:: ASSIGNMENT ::
Your task is to find every line of the data that holds the string "Element" and copy it.

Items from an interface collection
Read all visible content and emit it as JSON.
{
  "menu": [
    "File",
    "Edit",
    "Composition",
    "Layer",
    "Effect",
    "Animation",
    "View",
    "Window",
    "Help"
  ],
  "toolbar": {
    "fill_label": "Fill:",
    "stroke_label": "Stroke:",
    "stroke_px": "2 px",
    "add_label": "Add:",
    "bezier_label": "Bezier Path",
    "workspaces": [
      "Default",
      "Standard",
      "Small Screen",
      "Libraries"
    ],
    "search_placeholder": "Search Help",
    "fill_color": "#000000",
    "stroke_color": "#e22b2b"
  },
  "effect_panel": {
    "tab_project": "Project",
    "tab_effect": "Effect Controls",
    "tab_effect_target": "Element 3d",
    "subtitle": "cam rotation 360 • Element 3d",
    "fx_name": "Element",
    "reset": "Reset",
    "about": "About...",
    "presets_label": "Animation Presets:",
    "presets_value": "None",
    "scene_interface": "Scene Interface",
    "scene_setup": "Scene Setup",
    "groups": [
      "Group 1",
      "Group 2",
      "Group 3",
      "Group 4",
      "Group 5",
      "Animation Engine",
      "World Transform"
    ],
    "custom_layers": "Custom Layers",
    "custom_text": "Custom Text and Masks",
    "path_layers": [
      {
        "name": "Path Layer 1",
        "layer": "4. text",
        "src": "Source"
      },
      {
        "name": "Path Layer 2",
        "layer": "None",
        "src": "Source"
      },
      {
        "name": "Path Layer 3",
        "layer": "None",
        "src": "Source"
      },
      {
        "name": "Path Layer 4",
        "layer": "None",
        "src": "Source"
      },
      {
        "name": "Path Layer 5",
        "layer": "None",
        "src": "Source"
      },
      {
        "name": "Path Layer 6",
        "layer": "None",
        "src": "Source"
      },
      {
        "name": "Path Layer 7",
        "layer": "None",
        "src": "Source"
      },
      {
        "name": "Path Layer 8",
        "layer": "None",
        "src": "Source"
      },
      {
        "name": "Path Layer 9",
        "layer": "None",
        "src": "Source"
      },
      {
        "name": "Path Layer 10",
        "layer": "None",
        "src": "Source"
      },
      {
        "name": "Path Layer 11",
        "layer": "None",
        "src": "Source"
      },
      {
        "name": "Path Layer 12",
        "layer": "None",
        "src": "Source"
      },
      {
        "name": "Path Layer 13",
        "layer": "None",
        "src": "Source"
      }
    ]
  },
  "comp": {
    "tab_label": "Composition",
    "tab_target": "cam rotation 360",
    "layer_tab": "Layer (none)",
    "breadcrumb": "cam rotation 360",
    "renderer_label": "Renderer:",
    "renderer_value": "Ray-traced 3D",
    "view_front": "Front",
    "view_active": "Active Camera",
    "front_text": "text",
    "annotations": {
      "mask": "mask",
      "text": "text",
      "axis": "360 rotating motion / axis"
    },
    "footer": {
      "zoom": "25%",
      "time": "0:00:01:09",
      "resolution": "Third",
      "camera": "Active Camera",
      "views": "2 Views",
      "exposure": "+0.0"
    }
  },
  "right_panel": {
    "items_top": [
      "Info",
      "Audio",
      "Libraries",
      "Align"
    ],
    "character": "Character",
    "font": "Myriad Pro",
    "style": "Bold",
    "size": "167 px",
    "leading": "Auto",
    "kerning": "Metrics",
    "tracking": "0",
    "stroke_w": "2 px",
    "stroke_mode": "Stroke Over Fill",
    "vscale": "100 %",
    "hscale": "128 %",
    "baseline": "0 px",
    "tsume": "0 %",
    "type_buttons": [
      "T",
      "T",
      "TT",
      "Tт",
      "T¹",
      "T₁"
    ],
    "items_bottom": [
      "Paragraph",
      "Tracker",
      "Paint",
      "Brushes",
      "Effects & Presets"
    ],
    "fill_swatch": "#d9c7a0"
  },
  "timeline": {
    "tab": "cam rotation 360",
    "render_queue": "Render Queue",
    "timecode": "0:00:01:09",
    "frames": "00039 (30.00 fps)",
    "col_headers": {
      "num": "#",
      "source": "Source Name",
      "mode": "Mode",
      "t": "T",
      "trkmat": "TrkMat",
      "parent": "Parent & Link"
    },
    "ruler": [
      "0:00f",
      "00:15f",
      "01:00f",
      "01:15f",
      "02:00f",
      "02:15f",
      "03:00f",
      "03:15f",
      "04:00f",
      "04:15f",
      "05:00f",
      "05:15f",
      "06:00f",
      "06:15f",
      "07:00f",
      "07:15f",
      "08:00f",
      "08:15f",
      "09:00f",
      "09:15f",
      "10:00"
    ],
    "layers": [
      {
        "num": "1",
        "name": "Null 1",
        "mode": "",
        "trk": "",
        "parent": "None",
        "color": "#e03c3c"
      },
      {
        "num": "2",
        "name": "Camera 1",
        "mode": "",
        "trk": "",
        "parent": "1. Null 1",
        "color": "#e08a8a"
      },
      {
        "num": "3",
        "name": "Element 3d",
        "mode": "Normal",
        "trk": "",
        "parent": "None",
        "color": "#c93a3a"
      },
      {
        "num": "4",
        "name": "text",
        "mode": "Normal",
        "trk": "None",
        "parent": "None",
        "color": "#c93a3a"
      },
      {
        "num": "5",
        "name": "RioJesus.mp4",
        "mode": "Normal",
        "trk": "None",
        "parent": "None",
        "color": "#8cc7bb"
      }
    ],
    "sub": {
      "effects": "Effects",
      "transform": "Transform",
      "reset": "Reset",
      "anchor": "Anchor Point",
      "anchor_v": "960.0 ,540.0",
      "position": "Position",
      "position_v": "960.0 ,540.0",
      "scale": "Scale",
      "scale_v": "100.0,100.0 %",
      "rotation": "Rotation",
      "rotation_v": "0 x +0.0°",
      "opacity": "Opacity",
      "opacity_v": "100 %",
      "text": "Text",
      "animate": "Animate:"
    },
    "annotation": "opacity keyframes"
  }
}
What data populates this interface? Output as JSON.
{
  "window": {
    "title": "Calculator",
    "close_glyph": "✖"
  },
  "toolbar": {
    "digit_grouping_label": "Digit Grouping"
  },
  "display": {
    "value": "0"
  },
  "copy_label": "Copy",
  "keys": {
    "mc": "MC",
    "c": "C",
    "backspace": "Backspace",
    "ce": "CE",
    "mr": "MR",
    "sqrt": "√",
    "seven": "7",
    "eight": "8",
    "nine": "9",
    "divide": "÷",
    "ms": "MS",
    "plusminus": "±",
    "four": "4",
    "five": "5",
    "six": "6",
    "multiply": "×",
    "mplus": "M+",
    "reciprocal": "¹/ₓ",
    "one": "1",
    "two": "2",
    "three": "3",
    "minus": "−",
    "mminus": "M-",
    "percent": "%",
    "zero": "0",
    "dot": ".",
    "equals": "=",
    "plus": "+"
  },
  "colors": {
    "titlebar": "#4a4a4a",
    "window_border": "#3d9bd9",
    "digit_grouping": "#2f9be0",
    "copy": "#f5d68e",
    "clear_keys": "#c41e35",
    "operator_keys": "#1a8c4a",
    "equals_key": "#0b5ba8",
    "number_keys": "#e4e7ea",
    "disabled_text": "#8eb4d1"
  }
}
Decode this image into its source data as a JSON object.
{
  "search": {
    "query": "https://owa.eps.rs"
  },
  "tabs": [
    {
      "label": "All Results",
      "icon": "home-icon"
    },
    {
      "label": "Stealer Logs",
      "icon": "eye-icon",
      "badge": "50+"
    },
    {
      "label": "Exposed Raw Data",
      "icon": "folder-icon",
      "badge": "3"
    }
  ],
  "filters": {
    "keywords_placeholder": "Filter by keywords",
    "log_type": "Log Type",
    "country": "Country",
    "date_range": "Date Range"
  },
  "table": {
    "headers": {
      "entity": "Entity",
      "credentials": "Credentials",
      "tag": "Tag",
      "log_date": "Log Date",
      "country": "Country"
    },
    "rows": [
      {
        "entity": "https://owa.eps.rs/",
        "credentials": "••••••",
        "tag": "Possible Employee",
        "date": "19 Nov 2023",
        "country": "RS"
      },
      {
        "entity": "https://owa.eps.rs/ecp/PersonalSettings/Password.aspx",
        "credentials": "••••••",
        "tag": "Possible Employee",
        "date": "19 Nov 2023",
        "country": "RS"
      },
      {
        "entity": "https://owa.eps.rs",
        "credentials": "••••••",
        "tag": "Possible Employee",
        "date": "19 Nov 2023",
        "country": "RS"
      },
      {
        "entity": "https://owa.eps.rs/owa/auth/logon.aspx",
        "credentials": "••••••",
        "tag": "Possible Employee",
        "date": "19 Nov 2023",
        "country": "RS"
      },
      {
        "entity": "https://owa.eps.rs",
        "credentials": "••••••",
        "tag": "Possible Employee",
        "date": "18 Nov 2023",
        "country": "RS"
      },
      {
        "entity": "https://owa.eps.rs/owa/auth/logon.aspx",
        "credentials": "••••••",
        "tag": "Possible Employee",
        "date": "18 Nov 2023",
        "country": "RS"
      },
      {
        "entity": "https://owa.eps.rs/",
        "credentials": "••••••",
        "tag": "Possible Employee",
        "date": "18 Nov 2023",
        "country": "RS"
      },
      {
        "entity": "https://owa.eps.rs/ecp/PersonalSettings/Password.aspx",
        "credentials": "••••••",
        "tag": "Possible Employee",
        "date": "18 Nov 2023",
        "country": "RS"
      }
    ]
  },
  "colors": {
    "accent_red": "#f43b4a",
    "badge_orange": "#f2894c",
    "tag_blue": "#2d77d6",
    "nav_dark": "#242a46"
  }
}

:: ANSWER SECTION ::
    "tab_effect_target": "Element 3d",
    "subtitle": "cam rotation 360 • Element 3d",
    "fx_name": "Element",
        "name": "Element 3d",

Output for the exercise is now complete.